> [RECORD EXCERPTS]
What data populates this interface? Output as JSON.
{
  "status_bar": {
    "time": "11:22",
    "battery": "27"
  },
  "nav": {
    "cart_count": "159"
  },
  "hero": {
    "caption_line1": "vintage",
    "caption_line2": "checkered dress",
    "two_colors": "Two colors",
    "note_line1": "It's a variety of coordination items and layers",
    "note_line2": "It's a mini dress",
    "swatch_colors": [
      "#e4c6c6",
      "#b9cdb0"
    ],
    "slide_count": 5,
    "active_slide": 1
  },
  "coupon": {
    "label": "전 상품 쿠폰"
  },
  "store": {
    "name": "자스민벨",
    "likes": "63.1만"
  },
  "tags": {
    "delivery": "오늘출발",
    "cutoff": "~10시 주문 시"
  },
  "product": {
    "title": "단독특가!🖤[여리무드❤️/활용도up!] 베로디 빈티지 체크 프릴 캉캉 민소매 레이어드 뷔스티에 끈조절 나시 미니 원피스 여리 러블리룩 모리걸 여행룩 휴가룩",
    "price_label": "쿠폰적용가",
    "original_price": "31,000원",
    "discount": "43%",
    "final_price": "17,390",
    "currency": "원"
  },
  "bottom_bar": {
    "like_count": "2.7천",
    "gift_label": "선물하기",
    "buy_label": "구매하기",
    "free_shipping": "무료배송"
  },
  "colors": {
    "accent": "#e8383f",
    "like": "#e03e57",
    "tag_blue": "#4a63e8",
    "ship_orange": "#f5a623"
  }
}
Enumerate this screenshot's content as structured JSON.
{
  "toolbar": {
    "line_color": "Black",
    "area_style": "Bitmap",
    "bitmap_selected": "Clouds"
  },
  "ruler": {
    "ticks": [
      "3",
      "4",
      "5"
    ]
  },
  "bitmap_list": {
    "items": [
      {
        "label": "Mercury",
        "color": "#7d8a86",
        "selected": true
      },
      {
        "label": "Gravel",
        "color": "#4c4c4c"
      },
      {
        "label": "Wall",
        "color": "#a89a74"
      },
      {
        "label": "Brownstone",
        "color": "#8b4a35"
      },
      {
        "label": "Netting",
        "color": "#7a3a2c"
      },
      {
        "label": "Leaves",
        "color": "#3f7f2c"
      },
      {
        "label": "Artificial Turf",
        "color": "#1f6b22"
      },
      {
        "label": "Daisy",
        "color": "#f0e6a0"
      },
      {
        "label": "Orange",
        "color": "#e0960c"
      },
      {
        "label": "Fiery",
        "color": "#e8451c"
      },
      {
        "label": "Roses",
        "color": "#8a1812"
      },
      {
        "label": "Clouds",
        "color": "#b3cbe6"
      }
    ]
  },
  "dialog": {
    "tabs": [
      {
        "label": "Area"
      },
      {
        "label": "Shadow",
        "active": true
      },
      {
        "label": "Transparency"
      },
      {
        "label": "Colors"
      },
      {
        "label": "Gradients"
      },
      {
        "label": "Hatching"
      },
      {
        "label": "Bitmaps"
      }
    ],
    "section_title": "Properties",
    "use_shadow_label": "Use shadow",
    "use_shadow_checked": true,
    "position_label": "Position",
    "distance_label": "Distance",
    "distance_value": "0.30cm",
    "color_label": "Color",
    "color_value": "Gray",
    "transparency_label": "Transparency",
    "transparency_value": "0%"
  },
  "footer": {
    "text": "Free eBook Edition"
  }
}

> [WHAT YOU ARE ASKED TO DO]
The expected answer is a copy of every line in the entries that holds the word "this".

> [WORKED SOLUTION]
What data populates this interface? Output as JSON.
Enumerate this screenshot's content as structured JSON.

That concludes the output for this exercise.